Content warning: This film includes multiple depictions of suicide.
Nocturne is about a prestigious performing arts high school at which a pair of fraternal twins attend. Juliet, the ambitious, but more anxious of the two is having trouble getting noticed. Her sister, Vivian, has the friends, the boyfriend, the spot at Juilliard, and because of the top student Moira's, suicide, a spotlight performance at the senior showcase. Yet, when Juliet discovers Moira's notebook and plays the song within, things begin to go her way. Lots of happy accidents occur, but they start to mirror the strange drawings in the notebook and make Juliet suspicious about what the missing sixth drawing is supposed to be. The film stars Sydney Sweeney, Madison Iseman, Jacques Colimon, JoNell Kennedy, Rodney To, John Rothman, Ivan Shaw, Brandon Keener, and Julie Benz. The film is written and directed by Zu Quirke. The film is streaming as part of the Welcome to the Blumhouse series, exclusively on Amazon Prime.

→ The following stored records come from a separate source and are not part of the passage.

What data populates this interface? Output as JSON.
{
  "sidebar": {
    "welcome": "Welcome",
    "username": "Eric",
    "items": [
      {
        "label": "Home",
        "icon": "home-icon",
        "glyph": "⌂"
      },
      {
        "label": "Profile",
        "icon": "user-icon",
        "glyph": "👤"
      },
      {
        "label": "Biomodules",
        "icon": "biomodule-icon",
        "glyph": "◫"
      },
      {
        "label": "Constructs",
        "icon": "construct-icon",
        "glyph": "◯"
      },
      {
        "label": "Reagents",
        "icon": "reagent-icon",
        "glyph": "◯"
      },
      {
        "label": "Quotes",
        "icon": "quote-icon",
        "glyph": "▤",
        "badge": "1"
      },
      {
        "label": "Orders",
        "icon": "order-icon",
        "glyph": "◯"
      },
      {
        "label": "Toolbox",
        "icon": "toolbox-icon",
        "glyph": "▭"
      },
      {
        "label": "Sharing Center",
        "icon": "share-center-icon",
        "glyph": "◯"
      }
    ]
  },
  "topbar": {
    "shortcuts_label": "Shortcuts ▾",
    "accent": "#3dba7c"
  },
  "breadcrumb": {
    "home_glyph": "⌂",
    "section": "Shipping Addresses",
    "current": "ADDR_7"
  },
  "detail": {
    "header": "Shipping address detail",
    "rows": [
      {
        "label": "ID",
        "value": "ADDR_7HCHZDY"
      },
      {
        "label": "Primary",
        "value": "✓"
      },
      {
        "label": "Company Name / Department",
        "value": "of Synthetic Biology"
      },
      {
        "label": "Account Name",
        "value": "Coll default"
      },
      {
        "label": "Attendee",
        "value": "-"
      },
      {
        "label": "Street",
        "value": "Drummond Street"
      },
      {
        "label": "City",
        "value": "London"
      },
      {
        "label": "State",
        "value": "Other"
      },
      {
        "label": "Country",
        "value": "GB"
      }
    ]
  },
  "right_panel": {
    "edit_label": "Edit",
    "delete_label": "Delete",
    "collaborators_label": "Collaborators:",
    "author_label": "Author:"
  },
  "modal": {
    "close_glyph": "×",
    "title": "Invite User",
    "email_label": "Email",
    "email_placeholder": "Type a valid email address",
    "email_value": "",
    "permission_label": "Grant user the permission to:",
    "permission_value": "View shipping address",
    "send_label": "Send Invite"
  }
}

This is what I was expecting from all of the films in this series. I was expecting a spine tinglingly scary psychological trip. And what a trip it is, especially with the strange and uncomfortable opening scene. I appreciate when a director doesn't go for the sensationalism of a suicide. Director Zu Quirke gives us the appropriate visual language and then moves on. What's intriguing is how many things are seeded in that opening scene that come back later.
Zu Quirke gives an excellent blueprint for the mystery of Nocturne. She has the exquisite method of foreshadowing in the production design, coordinated masterfully by Cecil Gentry and set decorator Corey Stram. Quirke's storytelling requires the right mood and everything in these spaces conveys an incredible emotion. She's an excellent spatial storyteller.
Not only that, but the scenes are built with an eye toward the internal workings of Juliet. Quirke and cinematographer Carmen Cabana have created some visually striking and arresting photography. There's this incredible slow motion scene as a dance troupe does their routine and the camera pushes in. It goes beyond them to show Vivian and boyfriend, Max, talking and laughing, but the camera doesn't stop there. It pushes beyond them and shows Juliet, alone, unable to see the performance, but only watching the body language of Max and Vivian. The film is full of dynamic and gorgeous compositions like that one.
I found the sibling relationship a little hard to believe, though. Most of the twins I know have a closer, more instinctual bond with one another. That's not to say they can't have a healthy sibling rivalry as depicted here, but I think the story over all would have made more sense if there were like ten months between their ages where there could have been a rivalry that could get nasty.
I also may be a little more bummed because the film didn't engage in any twinsploitation with the occult nature of the horror. I like supernatural elements, they're the most frightening for me and it would have been even more so if the sisters had some kind of psychic link. In someways I like that the entity, spirit, or demon is never officially named or taking a physical form. I like that someone could try and explain it all away just to undermine the character's confidence that what they're experiencing is real and with a closer connection between the sisters it wouldn't have worked out as well.
I love Sydney Sweeney's performance. She has one of those innocent, kind of cherubic faces and to watch her be able to switch back and forth between the innocent and the sinful is excellent. She does a great duality with the times at which she's possessed by the need to be the best. I loved watching her slip deeper and deeper into madness and craving. She is one to keep on the look out for.
I really liked Nocturne a lot. There are no jump scares, but definite arm chair gripping creepiness that will make you want to inch away from the tube. The film has an excellent balance of high school drama with supernatural horror. I recommend you check it out and I look forward to what Zu Quirke has up her sleeve in the future.